The first order of business was to level all of the angle iron. We marked the level using a simple water level. We then used a circular saw with a metal-cutting blade to cut all of the angle iron at the level mark.

Here, Peter cuts the angle iron at the level mark.

Next, we used a metal grinder to grind the angle iron smooth and put a slight bevel on it to eventually make a better weld.

Isaak and Emmett, two local welders, came out to lend a hand with the welding. They brought a 120V arc welder and we strung over 300' of 10-gauge extension cables from the nearest power source up to the job site. After fighting with weak power problems due to the great distance, Isaak and Emmet were able to get their welder working satisfactorily.

All of the welding had to be done from the awkward position of lying down on the ground and working sort-of upside down. Here, Emmett is welding one of the plates to the angle iron:

After an afternoon of work, we got all of the steel plates leveled, squared, and welded. The foundation is essentially done!!

Its nearly time to start bringing out timbers to the job site, starting with the 4 sill timbers.

Friday, April 10, 2009

Hooray! The south wall essentially finished.

1) Connect all timbers.
2) Tighten joints with ratchet straps.
3) Check that frame is square.
4) Look for any wood that can be removed to make joinery tighter.
5) Release ratchet straps.
6) Disassemble timbers.
7) Shave 1/16" here.
8) Plane 1/32" there.
9) Reconnect timbers.

Wash. Rinse. Repeat.

But at about 11 p.m. we finally got the joinery on the South wall to be as tight as we could.

Here is Peter cleaning out a strut mortise on the curved American elm beam.

Here is Peter shaving a fraction of an inch off the strut shoulder using his chisel:

Here is the finished South wall frame, pulled very tightly together with 5 large ratchet straps.

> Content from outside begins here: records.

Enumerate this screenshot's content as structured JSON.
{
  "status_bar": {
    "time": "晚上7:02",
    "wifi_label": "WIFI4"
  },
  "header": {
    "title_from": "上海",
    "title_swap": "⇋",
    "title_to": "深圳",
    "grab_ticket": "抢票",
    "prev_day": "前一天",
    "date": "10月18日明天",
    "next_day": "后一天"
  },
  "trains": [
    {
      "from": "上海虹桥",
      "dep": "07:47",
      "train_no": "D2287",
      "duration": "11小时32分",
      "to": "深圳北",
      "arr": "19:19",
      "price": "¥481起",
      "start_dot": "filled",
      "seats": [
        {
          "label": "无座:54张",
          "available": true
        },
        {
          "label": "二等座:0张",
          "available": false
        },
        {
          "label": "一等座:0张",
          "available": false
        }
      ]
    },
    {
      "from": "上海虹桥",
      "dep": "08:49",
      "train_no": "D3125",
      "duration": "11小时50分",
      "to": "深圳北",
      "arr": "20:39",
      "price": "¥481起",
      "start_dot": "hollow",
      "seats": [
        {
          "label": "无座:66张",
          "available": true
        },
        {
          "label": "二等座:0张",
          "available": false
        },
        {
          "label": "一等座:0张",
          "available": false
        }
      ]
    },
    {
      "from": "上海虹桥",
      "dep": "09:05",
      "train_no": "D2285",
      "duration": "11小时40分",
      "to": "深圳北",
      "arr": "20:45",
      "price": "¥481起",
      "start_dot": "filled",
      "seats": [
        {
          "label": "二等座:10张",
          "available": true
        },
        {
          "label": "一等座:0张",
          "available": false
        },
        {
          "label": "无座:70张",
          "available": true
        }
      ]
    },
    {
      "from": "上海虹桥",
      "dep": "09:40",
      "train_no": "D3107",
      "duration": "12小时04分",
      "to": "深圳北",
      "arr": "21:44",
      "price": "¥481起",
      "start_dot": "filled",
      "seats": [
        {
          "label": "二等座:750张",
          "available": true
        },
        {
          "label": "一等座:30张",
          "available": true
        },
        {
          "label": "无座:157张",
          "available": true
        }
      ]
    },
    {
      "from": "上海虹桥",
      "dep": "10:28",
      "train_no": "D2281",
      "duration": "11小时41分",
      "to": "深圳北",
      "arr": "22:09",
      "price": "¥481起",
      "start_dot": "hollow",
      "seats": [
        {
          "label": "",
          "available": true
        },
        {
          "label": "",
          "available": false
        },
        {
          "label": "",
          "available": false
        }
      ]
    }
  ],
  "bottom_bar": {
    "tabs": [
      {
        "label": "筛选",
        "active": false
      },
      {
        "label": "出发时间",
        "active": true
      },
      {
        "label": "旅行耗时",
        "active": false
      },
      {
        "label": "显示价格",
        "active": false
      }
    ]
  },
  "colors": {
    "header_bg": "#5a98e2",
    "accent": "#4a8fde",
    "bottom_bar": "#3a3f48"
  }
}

These timbers are tight!

The next step is to carefully drill all of the peg holes, which will finalize the joinery on this part of the Artist studio.

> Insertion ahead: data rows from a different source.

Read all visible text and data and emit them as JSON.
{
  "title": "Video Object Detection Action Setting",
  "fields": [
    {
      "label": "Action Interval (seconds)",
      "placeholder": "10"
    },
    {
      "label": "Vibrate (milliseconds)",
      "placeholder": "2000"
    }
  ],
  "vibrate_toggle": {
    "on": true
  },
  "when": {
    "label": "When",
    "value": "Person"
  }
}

Wednesday, April 8, 2009

Finished 14 rafters

The Artist Studio design calls for a total of 18 rafters. 14 of the rafters are 3"x7" and the gable end rafters are 3"x10". I finished cutting the rafter tails and cleaning up the rafters (cross-cutting, ripping, squaring, planing, sanding) for all 14 of the 3x7 rafters. I think they turned out very nicely. I used a powerful jigsaw to cut the curved rafter tails, and it worked well.

These rafters are all Douglas fir or Western Larch, species chosen for their strength. All but one of the rafters is completely free-of-heart, which will decrease warping and checking as the wood dries.

I had to reject a bunch of Douglas fir rafters that I had originally milled due to severe pitch pockets and shake. From my experience, Douglas fir is a tricky wood to use. If you get a good, straight and tight grained log with no large veins of pitch, it can be an excellent wood to work with.

However, I ended up rejecting tons of Douglas fir due to veins of pitch and the related shake that weakens the wood substantially (and makes a gooey mess). On average, Douglas fir is one of my least favorite woods to work with. That is odd, because Douglas fir is the wood of choice for so many Western US timber framers. They must all get hand-picked, kiln-dried large-diameter coastal firs from British Columbia.

In any event, I used only the best wood for these rafters and they turned out great! I can't wait to see them placed on top of the erected frame.